“As the landscape of America is changing, this type of conversation becomes more important and relevant. People need to be able to feel like they’re complicated.”
— Usama Alshaibi for the Chicago Reader
I first learned about the cinematic essay from the late Peter Thompson, a photo and documentary professor at Columbia College Chicago. His films, Universal Hotel and Universal Citizen were part of the MFA curriculum, but his documentary editing class was an elective. Taking that class with some of my dear friends turned my filmmaking process on its head and led to my current project, a web-series entitled My Father’s Knee.
My Father’s Knee ties the story of my father and I to the struggle for immigration reform. It’s about my attempts to reconcile the difference between the life he wanted for me and the one I made instead, and the difference between the ideals set out by this nation and the way it actually functions. In Thompson’s class, I discovered the poetry of non-fiction in its ability to weave single threads of truth into more intricate portraits. What I remember most about him is the way he’d count time as he watched an edit, letting his past experience as a composer influence they way he tells a story. It encouraged me to integrate more of myself into my work, something that I saw as taboo at the time.
Peter’s self-reflexive documentary style is an evolution of the informal essay, which rejects the idea that essays should be rigid and void of personal experience or opinion. Mirroring the work of such authors as Hunter S. Thompson and Truman Capote, the cinematic essay is subjective, flexible and self-critical. Free from narrative boundaries, it offers the filmmaker an opportunity to disregard plot to better focus on a theme. I agree with Thompson that “cinematic essay is perhaps the most exciting genre in contemporary film” because the intimacy of an introspective point of view can feel dangerous, like peering into someone else’s eyes or hearing about their deepest insecurities.
It’s a risky form of storytelling because of the responsibility it puts on the audience to understand the world as you’re presenting it. Thompson calls this “suspension of belief,” the opposite of the suspension of disbelief that conventional cinema demands. It invites the viewer to question the motive of the director by calling attention to the boundaries between truth and fiction while blurring the lines between documentary, narrative, and experimental film.

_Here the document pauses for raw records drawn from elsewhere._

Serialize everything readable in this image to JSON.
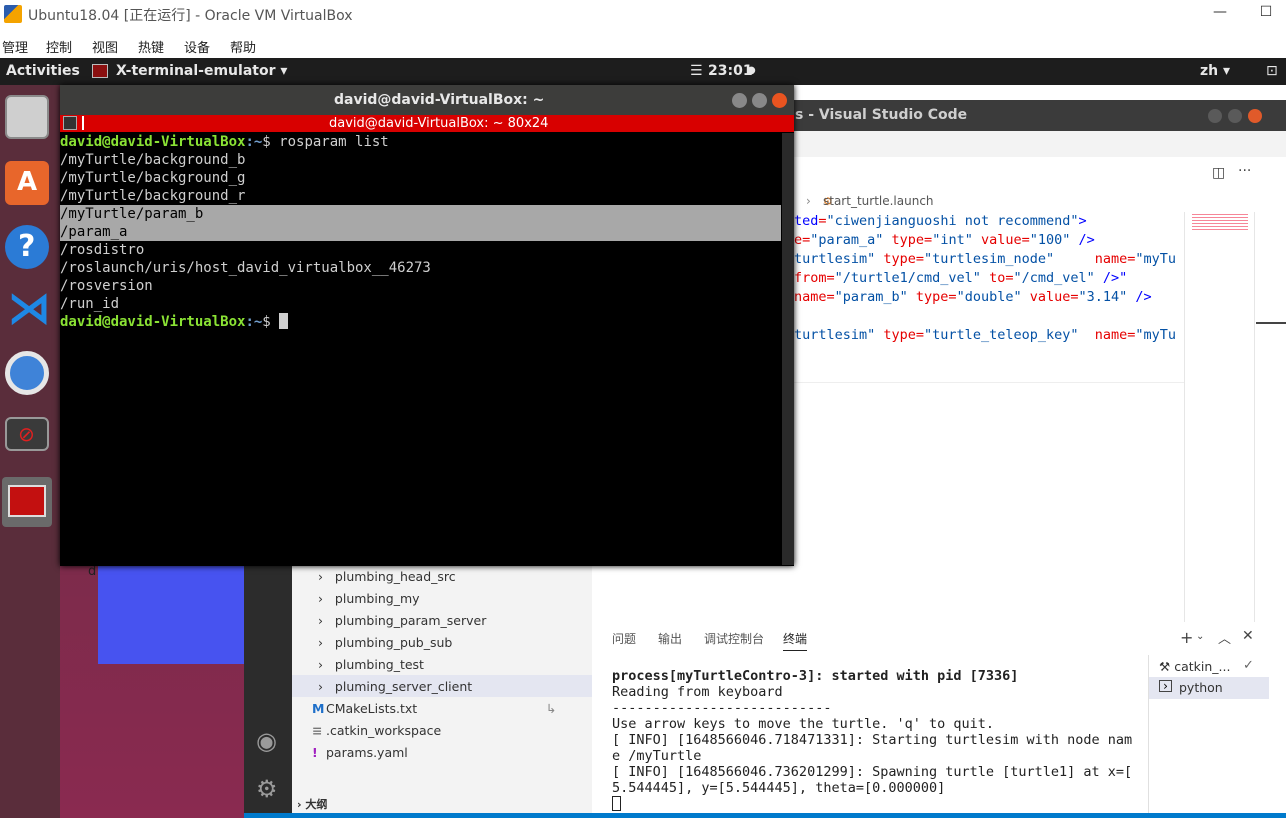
{
  "host": {
    "title": "Ubuntu18.04 [正在运行] - Oracle VM VirtualBox",
    "menu": [
      "管理",
      "控制",
      "视图",
      "热键",
      "设备",
      "帮助"
    ],
    "minimize": "—",
    "maximize": "☐"
  },
  "topbar": {
    "activities": "Activities",
    "app": "X-terminal-emulator ▾",
    "clock": "23:01",
    "lang": "zh ▾"
  },
  "dock": {
    "items": [
      "files-icon",
      "software-icon",
      "help-icon",
      "vscode-icon",
      "chromium-icon",
      "blocked-icon",
      "terminal-icon"
    ]
  },
  "desktop": {
    "label": "d"
  },
  "vscode": {
    "title": "s - Visual Studio Code",
    "breadcrumb": "start_turtle.launch",
    "code_lines": [
      [
        {
          "c": "tag",
          "t": "ted"
        },
        {
          "c": "attr",
          "t": "="
        },
        {
          "c": "str",
          "t": "\"ciwenjianguoshi not recommend\""
        },
        {
          "c": "tag",
          "t": ">"
        }
      ],
      [
        {
          "c": "attr",
          "t": "e="
        },
        {
          "c": "str",
          "t": "\"param_a\" "
        },
        {
          "c": "attr",
          "t": "type="
        },
        {
          "c": "str",
          "t": "\"int\" "
        },
        {
          "c": "attr",
          "t": "value="
        },
        {
          "c": "str",
          "t": "\"100\" "
        },
        {
          "c": "tag",
          "t": "/>"
        }
      ],
      [
        {
          "c": "str",
          "t": "turtlesim\" "
        },
        {
          "c": "attr",
          "t": "type="
        },
        {
          "c": "str",
          "t": "\"turtlesim_node\"     "
        },
        {
          "c": "attr",
          "t": "name="
        },
        {
          "c": "str",
          "t": "\"myTu"
        }
      ],
      [
        {
          "c": "attr",
          "t": "from="
        },
        {
          "c": "str",
          "t": "\"/turtle1/cmd_vel\" "
        },
        {
          "c": "attr",
          "t": "to="
        },
        {
          "c": "str",
          "t": "\"/cmd_vel\" "
        },
        {
          "c": "tag",
          "t": "/>\""
        }
      ],
      [
        {
          "c": "attr",
          "t": "name="
        },
        {
          "c": "str",
          "t": "\"param_b\" "
        },
        {
          "c": "attr",
          "t": "type="
        },
        {
          "c": "str",
          "t": "\"double\" "
        },
        {
          "c": "attr",
          "t": "value="
        },
        {
          "c": "str",
          "t": "\"3.14\" "
        },
        {
          "c": "tag",
          "t": "/>"
        }
      ],
      [],
      [
        {
          "c": "str",
          "t": "turtlesim\" "
        },
        {
          "c": "attr",
          "t": "type="
        },
        {
          "c": "str",
          "t": "\"turtle_teleop_key\"  "
        },
        {
          "c": "attr",
          "t": "name="
        },
        {
          "c": "str",
          "t": "\"myTu"
        }
      ]
    ],
    "tree": [
      "plumbing_head_src",
      "plumbing_my",
      "plumbing_param_server",
      "plumbing_pub_sub",
      "plumbing_test",
      "pluming_server_client"
    ],
    "files": [
      {
        "icon": "M",
        "name": "CMakeLists.txt",
        "badge": "↳"
      },
      {
        "icon": "≡",
        "name": ".catkin_workspace",
        "badge": ""
      },
      {
        "icon": "!",
        "name": "params.yaml",
        "badge": ""
      }
    ],
    "outline": "大纲",
    "panel_tabs": [
      "问题",
      "输出",
      "调试控制台",
      "终端"
    ],
    "terminal_lines": [
      "process[myTurtleContro-3]: started with pid [7336]",
      "Reading from keyboard",
      "---------------------------",
      "Use arrow keys to move the turtle. 'q' to quit.",
      "[ INFO] [1648566046.718471331]: Starting turtlesim with node nam",
      "e /myTurtle",
      "[ INFO] [1648566046.736201299]: Spawning turtle [turtle1] at x=[",
      "5.544445], y=[5.544445], theta=[0.000000]"
    ],
    "terminals": [
      "catkin_...",
      "python"
    ]
  },
  "terminal": {
    "title": "david@david-VirtualBox: ~",
    "subtitle": "david@david-VirtualBox: ~ 80x24",
    "prompt_user": "david@david-VirtualBox",
    "prompt_path": ":~",
    "command": "$ rosparam list",
    "output": [
      "/myTurtle/background_b",
      "/myTurtle/background_g",
      "/myTurtle/background_r",
      "/myTurtle/param_b",
      "/param_a",
      "/rosdistro",
      "/roslaunch/uris/host_david_virtualbox__46273",
      "/rosversion",
      "/run_id"
    ],
    "selected": [
      "/myTurtle/param_b",
      "/param_a"
    ],
    "prompt_end": "$ "
  }
}
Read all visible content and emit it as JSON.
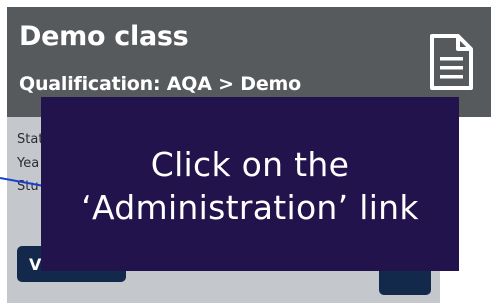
{
  "card": {
    "title": "Demo class",
    "subtitle": "Qualification: AQA > Demo",
    "icon": "document-icon",
    "fields": [
      "Stat",
      "Yea",
      "Stu"
    ],
    "view_button_label": "Vi",
    "colors": {
      "header_bg": "#575a5d",
      "card_bg": "#c4c8cd",
      "button_bg": "#13294b"
    }
  },
  "tooltip": {
    "line1": "Click on the",
    "line2": "‘Administration’ link",
    "bg_color": "#23134d"
  },
  "pointer": {
    "color": "#1a3fd0"
  }
}
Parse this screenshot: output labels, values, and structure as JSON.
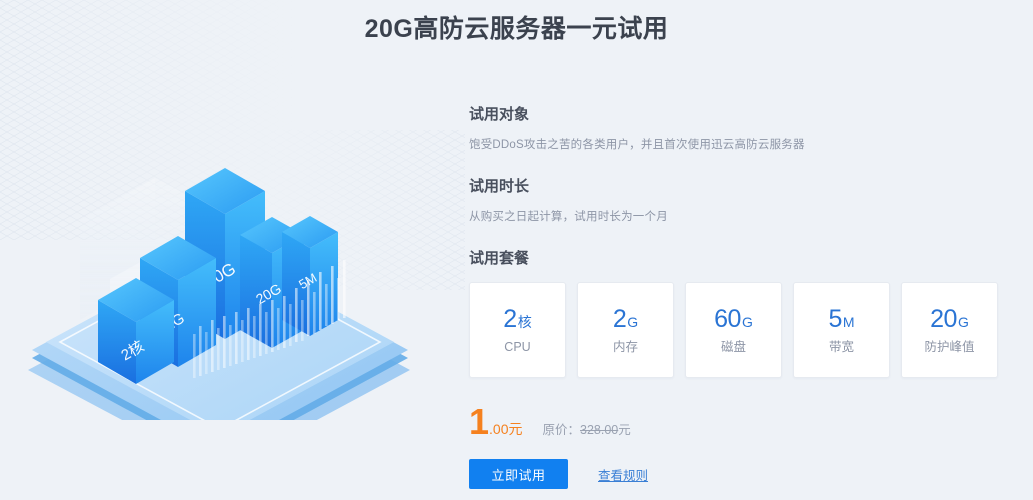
{
  "page": {
    "title": "20G高防云服务器一元试用",
    "background_color": "#eef2f7",
    "accent_blue": "#2a74d4",
    "button_blue": "#1180f0",
    "price_orange": "#f5811f"
  },
  "sections": {
    "audience": {
      "heading": "试用对象",
      "description": "饱受DDoS攻击之苦的各类用户，并且首次使用迅云高防云服务器"
    },
    "duration": {
      "heading": "试用时长",
      "description": "从购买之日起计算，试用时长为一个月"
    },
    "package": {
      "heading": "试用套餐",
      "specs": [
        {
          "number": "2",
          "unit": "核",
          "label": "CPU"
        },
        {
          "number": "2",
          "unit": "G",
          "label": "内存"
        },
        {
          "number": "60",
          "unit": "G",
          "label": "磁盘"
        },
        {
          "number": "5",
          "unit": "M",
          "label": "带宽"
        },
        {
          "number": "20",
          "unit": "G",
          "label": "防护峰值"
        }
      ]
    }
  },
  "price": {
    "amount": "1",
    "decimals": ".00元",
    "original_prefix": "原价：",
    "original_value": "328.00",
    "original_suffix": "元"
  },
  "actions": {
    "primary_label": "立即试用",
    "rules_link_label": "查看规则"
  },
  "illustration": {
    "name": "isometric-3d-bar-chart",
    "bars": [
      {
        "label": "2核",
        "height_rank": 1
      },
      {
        "label": "2G",
        "height_rank": 2
      },
      {
        "label": "60G",
        "height_rank": 5
      },
      {
        "label": "20G",
        "height_rank": 4
      },
      {
        "label": "5M",
        "height_rank": 3
      }
    ]
  }
}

I love the form because it embraces failure so gracefully. “Flirting with failure is in the origin of the very word,” wrote Thompson on his portfolio site Chicago Media Works. “Essai, from essayer— to attempt, to try–and not necessarily to succeed.” The odds of convincing someone that your life or point of view merits an entire film are slim. I’ve even heard personal documentary described as an arrogant or vain endeavor. Some even imply the story could be told with more honesty by someone that could look at it objectively. My view is that there’s no story that I can tell better on my own, no one knows my story as well as I do and no one’s going to tell my story if I don’t tell it.
There’s an element of arrogance involved in my quest, but my reason for making cinematic essays isn’t that my story is unique. Instead, I’m afraid that my story is all too common. Young people today are just as hungry for stories that echo their experience as I was in my youth. I recently attended a screening of American Arab by Iraqi-American Usama Alshaibi at the Chicago Underground Film Festival, and I found it was a story that reflected my own youthful experiences. Growing up in Iowa, Alshaibi struggled to form an identity between his home culture and middle America. The prejudices we faced are different, but we share many of the same battle scars.
In the Q&A after the film, Usama said that he set out to make a film about the Iraqi-American experience but ended up making one about the American experience. He also attributed the popularity of personal documentaries the America’s demographic shift and increasing accessibility to digital storytelling tools. The bravery it took for Usama to publicly display his cultural maturation encouraged me to continue moving forward with my project despite the inherent risks in the format of the cinematic essay. He was also part of a diversity fellowship through Kartemquin Films that paved the way for documentary filmmakers of color in Chicago and the midwest.
I participated in Diverse Voices in Docs last year, a program that grew out of Usama’s experience with Kartemquin. I developed a pilot episode for My Father’s Knee through the program and pitched it to representatives of a few prestigious documentary funders. One that I was particularly intrigued by was from The Illinois Humanities Council, who told me that films like mine weren’t in their wheelhouse because its biographical and anchored in personal experience. She told me that getting funding from them wasn’t impossible but it would be an uphill battle. Seeing them among the list of funders on film like American Arab tells me that Alshaibi scaled that mountain. It’s been done before and it can be done again. As he says in an interview for the Chicago Reader, “it’s our responsibility to change the visual landscape.” I couldn’t agree more.
Mario is a co-founder of The Contreras-Gabriel Project, a trans-media platform for the mutual benefit of artists and audiences. His documentary work centers on the Chicano experience in the Midwest but he also experiments with photography, printmaking, gardening and any other medium that suites his purposes.